Amazon Fire TV Stick adds hotel-friendly Wi-Fi sign-in

A software update for Amazon's $40 or £35 streaming dongle also brings "captive portal" Wi-Fi access, while the Fire TV box gets expandable USB storage and Bluetooth headphone support.

David Katzmaier Editorial Director -- Personal Tech
David reviews TVs and leads the Personal Tech team at CNET, covering mobile, software, computing, streaming and home entertainment. We provide helpful, expert reviews, advice and videos on what gadget or service to buy and how to get the most out of it.
Expertise A 20-year CNET veteran, David has been reviewing TVs since the days of CRT, rear-projection and plasma. Prior to CNET he worked at Sound & Vision magazine and eTown.com. He is known to two people on Twitter as the Cormac McCarthy of consumer electronics. Credentials
  • Although still awaiting his Oscar for Best Picture Reviewer, David does hold certifications from the Imaging Science Foundation and the National Institutes of Standards and Technology on display calibration and evaluation.
David Katzmaier
3 min read

Sarah Tew

Editors' Note: The original version of this story mistakenly reported that the Fire TV Stick would get Bluetooth headphone support and USB storage expansion capability.

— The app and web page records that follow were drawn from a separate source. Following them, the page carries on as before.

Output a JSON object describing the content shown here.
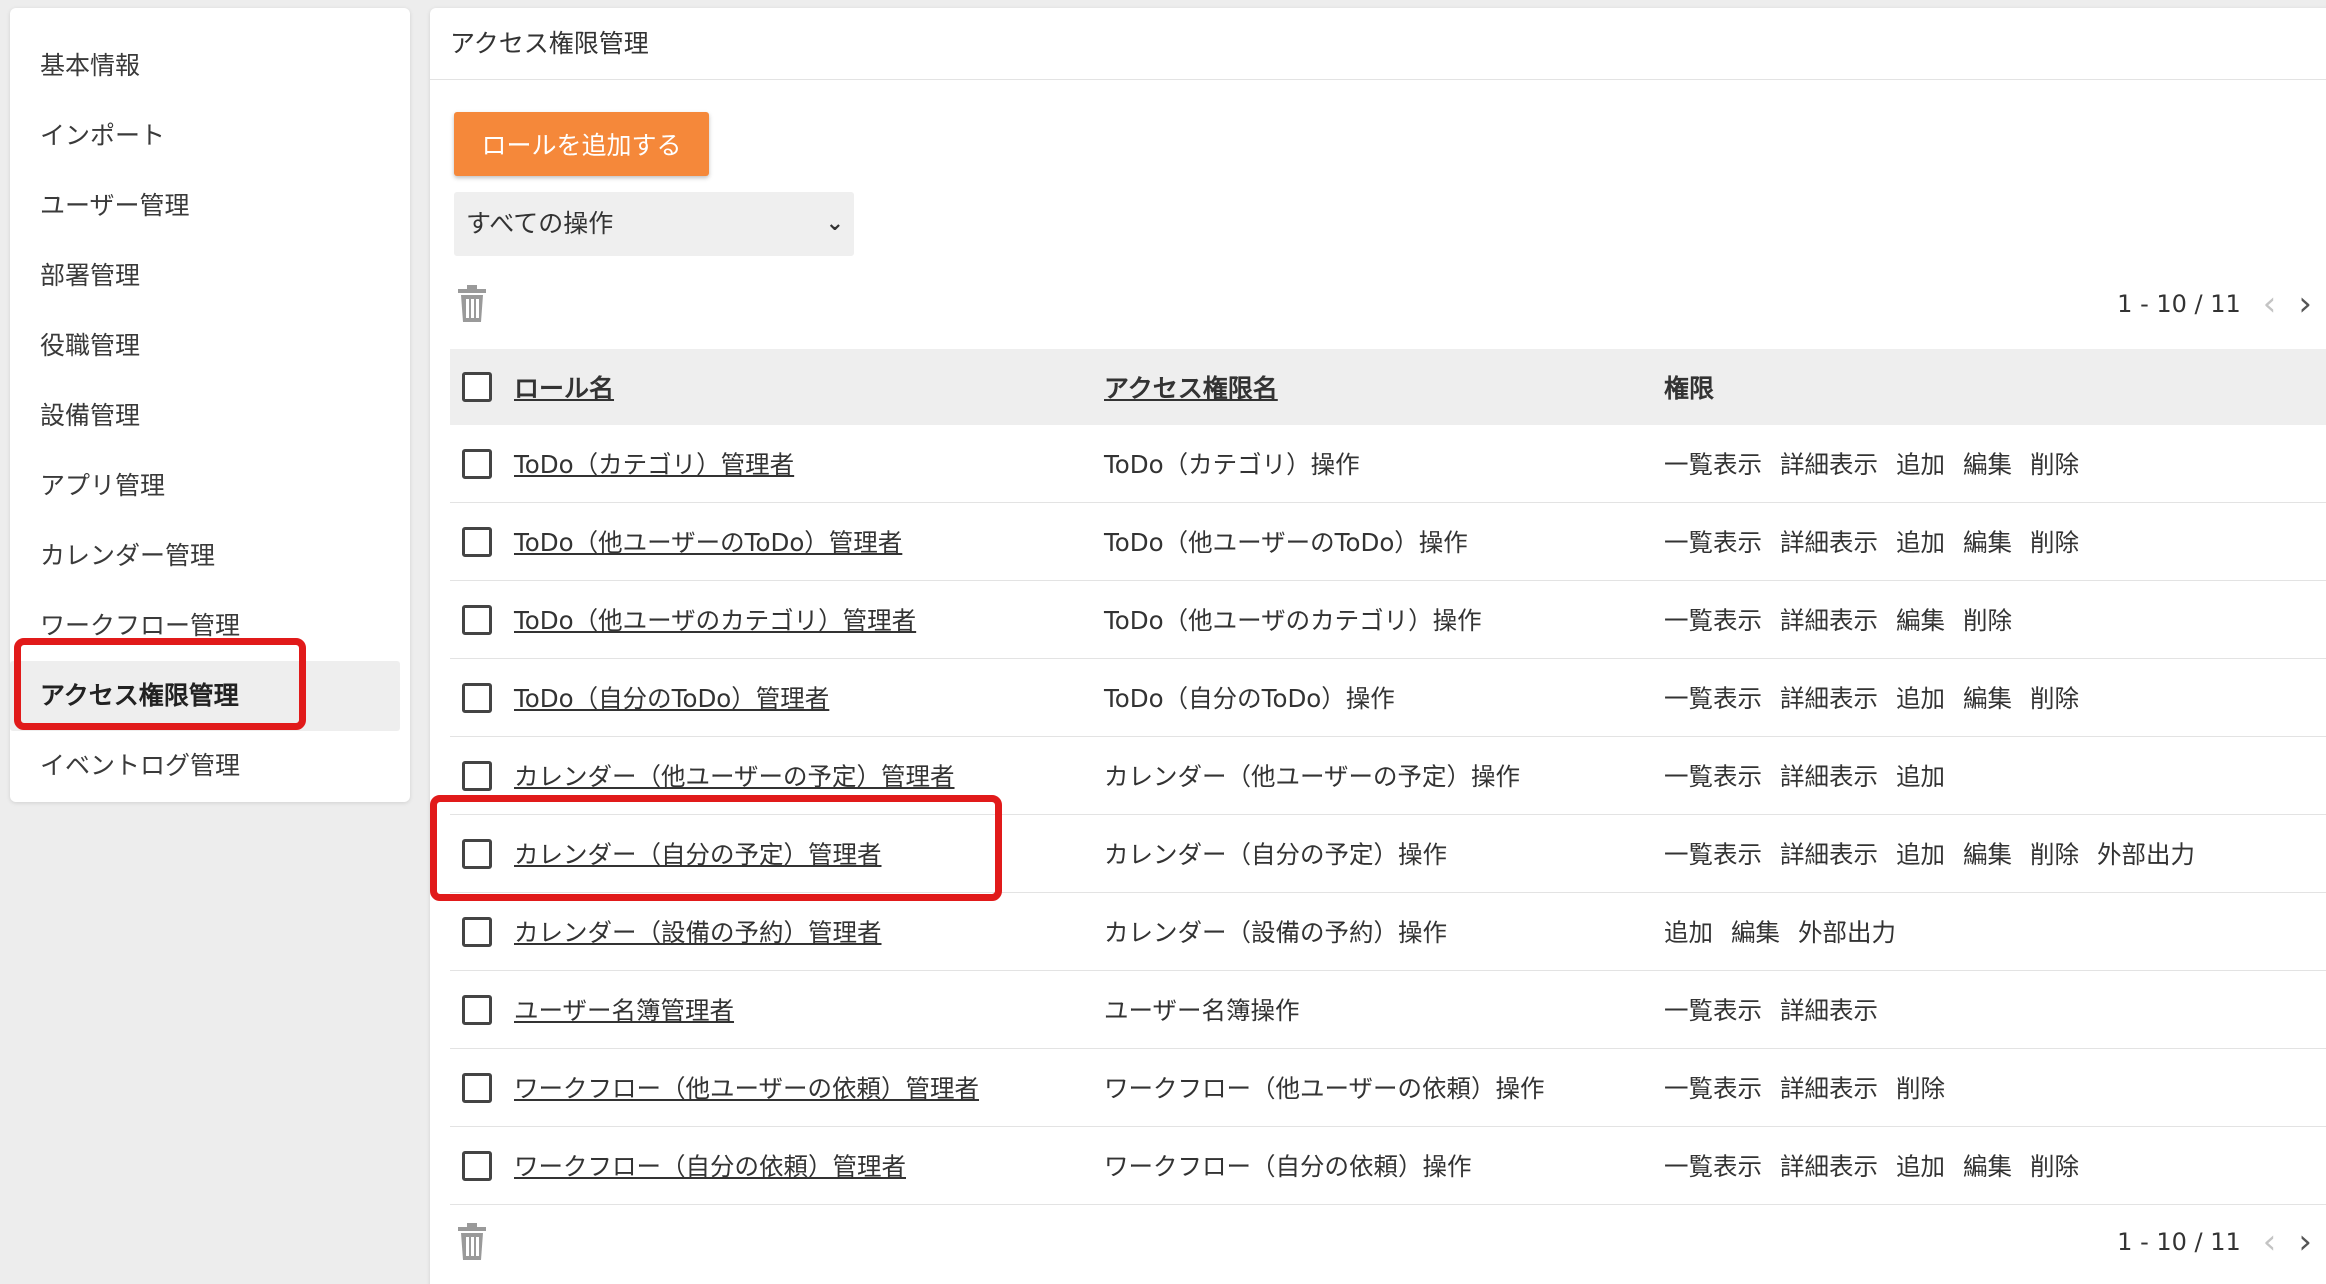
{
  "sidebar": {
    "items": [
      {
        "label": "基本情報"
      },
      {
        "label": "インポート"
      },
      {
        "label": "ユーザー管理"
      },
      {
        "label": "部署管理"
      },
      {
        "label": "役職管理"
      },
      {
        "label": "設備管理"
      },
      {
        "label": "アプリ管理"
      },
      {
        "label": "カレンダー管理"
      },
      {
        "label": "ワークフロー管理"
      },
      {
        "label": "アクセス権限管理"
      },
      {
        "label": "イベントログ管理"
      }
    ],
    "active_index": 9
  },
  "main": {
    "title": "アクセス権限管理",
    "add_button": "ロールを追加する",
    "filter": {
      "selected": "すべての操作"
    },
    "pager": {
      "range": "1 - 10 / 11"
    },
    "table": {
      "headers": {
        "role": "ロール名",
        "access": "アクセス権限名",
        "perm": "権限"
      },
      "rows": [
        {
          "role": "ToDo（カテゴリ）管理者",
          "access": "ToDo（カテゴリ）操作",
          "perms": [
            "一覧表示",
            "詳細表示",
            "追加",
            "編集",
            "削除"
          ]
        },
        {
          "role": "ToDo（他ユーザーのToDo）管理者",
          "access": "ToDo（他ユーザーのToDo）操作",
          "perms": [
            "一覧表示",
            "詳細表示",
            "追加",
            "編集",
            "削除"
          ]
        },
        {
          "role": "ToDo（他ユーザのカテゴリ）管理者",
          "access": "ToDo（他ユーザのカテゴリ）操作",
          "perms": [
            "一覧表示",
            "詳細表示",
            "編集",
            "削除"
          ]
        },
        {
          "role": "ToDo（自分のToDo）管理者",
          "access": "ToDo（自分のToDo）操作",
          "perms": [
            "一覧表示",
            "詳細表示",
            "追加",
            "編集",
            "削除"
          ]
        },
        {
          "role": "カレンダー（他ユーザーの予定）管理者",
          "access": "カレンダー（他ユーザーの予定）操作",
          "perms": [
            "一覧表示",
            "詳細表示",
            "追加"
          ]
        },
        {
          "role": "カレンダー（自分の予定）管理者",
          "access": "カレンダー（自分の予定）操作",
          "perms": [
            "一覧表示",
            "詳細表示",
            "追加",
            "編集",
            "削除",
            "外部出力"
          ]
        },
        {
          "role": "カレンダー（設備の予約）管理者",
          "access": "カレンダー（設備の予約）操作",
          "perms": [
            "追加",
            "編集",
            "外部出力"
          ]
        },
        {
          "role": "ユーザー名簿管理者",
          "access": "ユーザー名簿操作",
          "perms": [
            "一覧表示",
            "詳細表示"
          ]
        },
        {
          "role": "ワークフロー（他ユーザーの依頼）管理者",
          "access": "ワークフロー（他ユーザーの依頼）操作",
          "perms": [
            "一覧表示",
            "詳細表示",
            "削除"
          ]
        },
        {
          "role": "ワークフロー（自分の依頼）管理者",
          "access": "ワークフロー（自分の依頼）操作",
          "perms": [
            "一覧表示",
            "詳細表示",
            "追加",
            "編集",
            "削除"
          ]
        }
      ]
    }
  },
  "colors": {
    "accent": "#f5883a",
    "highlight": "#e11a1a"
  },
  "icons": {
    "trash": "trash-icon",
    "select": "chevron-down-icon",
    "prev": "chevron-left-icon",
    "next": "chevron-right-icon"
  }
}
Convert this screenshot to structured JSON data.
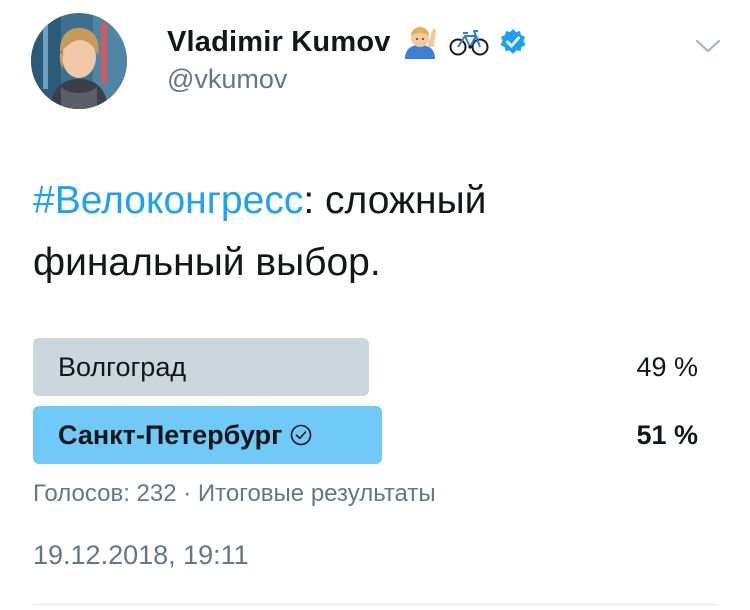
{
  "author": {
    "display_name": "Vladimir Kumov",
    "handle": "@vkumov",
    "name_emojis": [
      "raising-hand-icon",
      "bicycle-icon"
    ],
    "verified": true
  },
  "tweet": {
    "hashtag": "#Велоконгресс",
    "text_line1_rest": ": сложный",
    "text_line2": "финальный выбор."
  },
  "poll": {
    "options": [
      {
        "label": "Волгоград",
        "percent_text": "49 %",
        "percent": 49,
        "winner": false
      },
      {
        "label": "Санкт-Петербург",
        "percent_text": "51 %",
        "percent": 51,
        "winner": true
      }
    ],
    "votes_text": "Голосов: 232",
    "separator": " · ",
    "status_text": "Итоговые результаты"
  },
  "timestamp": "19.12.2018, 19:11",
  "colors": {
    "link": "#1da1f2",
    "winner_bar": "#71c9f8",
    "loser_bar": "#ccd6dd",
    "secondary_text": "#657786",
    "verified_badge": "#1da1f2"
  }
}
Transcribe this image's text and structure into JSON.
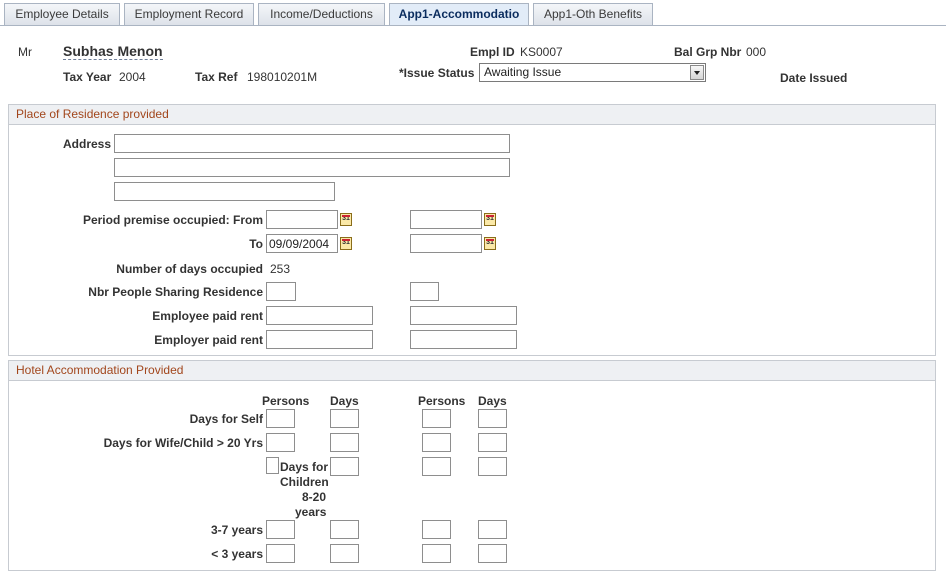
{
  "tabs": [
    {
      "label": "Employee Details",
      "active": false
    },
    {
      "label": "Employment Record",
      "active": false
    },
    {
      "label": "Income/Deductions",
      "active": false
    },
    {
      "label": "App1-Accommodatio",
      "active": true
    },
    {
      "label": "App1-Oth Benefits",
      "active": false
    }
  ],
  "header": {
    "salutation": "Mr",
    "name": "Subhas Menon",
    "empl_id_label": "Empl ID",
    "empl_id": "KS0007",
    "bal_grp_label": "Bal Grp Nbr",
    "bal_grp": "000",
    "tax_year_label": "Tax Year",
    "tax_year": "2004",
    "tax_ref_label": "Tax Ref",
    "tax_ref": "198010201M",
    "issue_status_label": "*Issue Status",
    "issue_status": "Awaiting Issue",
    "date_issued_label": "Date Issued"
  },
  "residence": {
    "title": "Place of Residence provided",
    "address_label": "Address",
    "period_from_label": "Period premise occupied: From",
    "to_label": "To",
    "to_date": "09/09/2004",
    "days_occupied_label": "Number of days occupied",
    "days_occupied": "253",
    "people_sharing_label": "Nbr People Sharing Residence",
    "employee_rent_label": "Employee paid rent",
    "employer_rent_label": "Employer paid rent"
  },
  "hotel": {
    "title": "Hotel Accommodation Provided",
    "persons_label": "Persons",
    "days_label": "Days",
    "persons_label2": "Persons",
    "days_label2": "Days",
    "self_label": "Days for Self",
    "wife_label": "Days for Wife/Child > 20 Yrs",
    "children_label_1": "Days for",
    "children_label_2": "Children",
    "children_label_3": "8-20",
    "children_label_4": "years",
    "age37_label": "3-7 years",
    "under3_label": "< 3 years"
  },
  "icons": {
    "calendar": "calendar-icon"
  },
  "colors": {
    "section_title": "#a2461c",
    "active_tab": "#e2ecf8"
  }
}
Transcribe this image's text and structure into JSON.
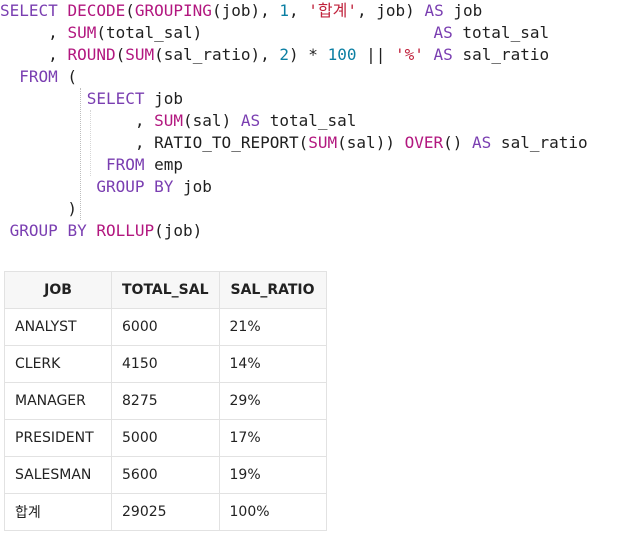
{
  "sql": {
    "line1": {
      "t0": "SELECT",
      "t1": " ",
      "t2": "DECODE",
      "t3": "(",
      "t4": "GROUPING",
      "t5": "(job), ",
      "t6": "1",
      "t7": ", ",
      "t8": "'합계'",
      "t9": ", job) ",
      "t10": "AS",
      "t11": " job"
    },
    "line2": {
      "t0": "     , ",
      "t1": "SUM",
      "t2": "(total_sal)",
      "t3": "                        ",
      "t4": "AS",
      "t5": " total_sal"
    },
    "line3": {
      "t0": "     , ",
      "t1": "ROUND",
      "t2": "(",
      "t3": "SUM",
      "t4": "(sal_ratio), ",
      "t5": "2",
      "t6": ") * ",
      "t7": "100",
      "t8": " || ",
      "t9": "'%'",
      "t10": " ",
      "t11": "AS",
      "t12": " sal_ratio"
    },
    "line4": {
      "t0": "  ",
      "t1": "FROM",
      "t2": " ("
    },
    "line5": {
      "t0": "         ",
      "t1": "SELECT",
      "t2": " job"
    },
    "line6": {
      "t0": "              , ",
      "t1": "SUM",
      "t2": "(sal) ",
      "t3": "AS",
      "t4": " total_sal"
    },
    "line7": {
      "t0": "              , RATIO_TO_REPORT(",
      "t1": "SUM",
      "t2": "(sal)) ",
      "t3": "OVER",
      "t4": "() ",
      "t5": "AS",
      "t6": " sal_ratio"
    },
    "line8": {
      "t0": "           ",
      "t1": "FROM",
      "t2": " emp"
    },
    "line9": {
      "t0": "          ",
      "t1": "GROUP BY",
      "t2": " job"
    },
    "line10": {
      "t0": "       )"
    },
    "line11": {
      "t0": " ",
      "t1": "GROUP BY",
      "t2": " ",
      "t3": "ROLLUP",
      "t4": "(job)"
    }
  },
  "result": {
    "headers": [
      "JOB",
      "TOTAL_SAL",
      "SAL_RATIO"
    ],
    "rows": [
      [
        "ANALYST",
        "6000",
        "21%"
      ],
      [
        "CLERK",
        "4150",
        "14%"
      ],
      [
        "MANAGER",
        "8275",
        "29%"
      ],
      [
        "PRESIDENT",
        "5000",
        "17%"
      ],
      [
        "SALESMAN",
        "5600",
        "19%"
      ],
      [
        "합계",
        "29025",
        "100%"
      ]
    ]
  }
}
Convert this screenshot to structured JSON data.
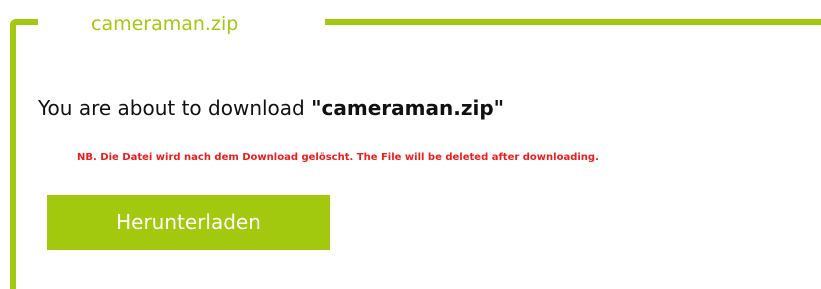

Those updates will be reserved for the Fire TV box only.

Amazon's Fire TV Stick has always been a great bargain, but a free software update coming over the next couple of weeks adds a nice selection of new features to both it and the Fire TV box , including the ability to more easily connect to Wi-Fi networks in hotels and elsewhere.

One of the most intriguing features Amazon has teased since launch is known by the name "captive portal Wi-Fi" access.

Screenshot by John P. Falcone/CNET

The Stick's small size makes it very travel-friendly, and this feature seems to one-up Chromecast and Roku's Stick by making the Fire TV Stick compatible with Wi-Fi authentication systems, which force the device to see a special Web page to sign in before using the Internet normally. Such systems are common in hotels and college dorms, for example.

This is a really cool feature, and we're excited to test it. Amazon says the update that includes captive portal access will roll out over the next couple of weeks to Fire TV devices in all countries.

That update also includes a few other extras. The new software will allow you to hide your access PIN from your kids, employ shortcuts to the sleep function or display mirroring via a long-press on the Home key, and Prime members to easily access "hand-crafted" and "expertly curated" Prime music playlists.

Those upgrades will come to both the Stick and the box, but there are also a couple of other additions reserved for the more-expensive box only. Its USB port will be able to connect to external USB storage devices, such as USB keys. The idea is to expand storage beyond the paltry 8GB included onboard (only 5.5 of which is free) to better suit larger games.

The box will also be upgraded to work with Bluetooth headphones for "private listening," a none-too-subtle counter to the cool headphone-jack-equipped remote found on the Roku 3 and Roku 2 (but not the Roku Stick). Again, the stick will not receive this feature upgrade.

These upgrades come hot on the heels of the Fire TV Stick gaining HBO Go access in the US, making it even more appealing. Now if only Amazon revamped the interface so it didn't so desperately push Amazon's own content (fat chance).

We'll update our comprehensive Fire TV Stick review , and evaluate how it compares to other sticks and streamers, when we get the chance to test out the new features.

On sale in the US for $40 since November, the Stick is also available to order today at Amazon's UK (£35) and Germany (39 euros) stores. It will ship April 15 to those countries, with Prime customers new and current enjoying discounts.

The app selection appears similar to what's offered on the UK and German versions of the Fire TV box , which will remain on sale for £79 and 99 euros, respectively.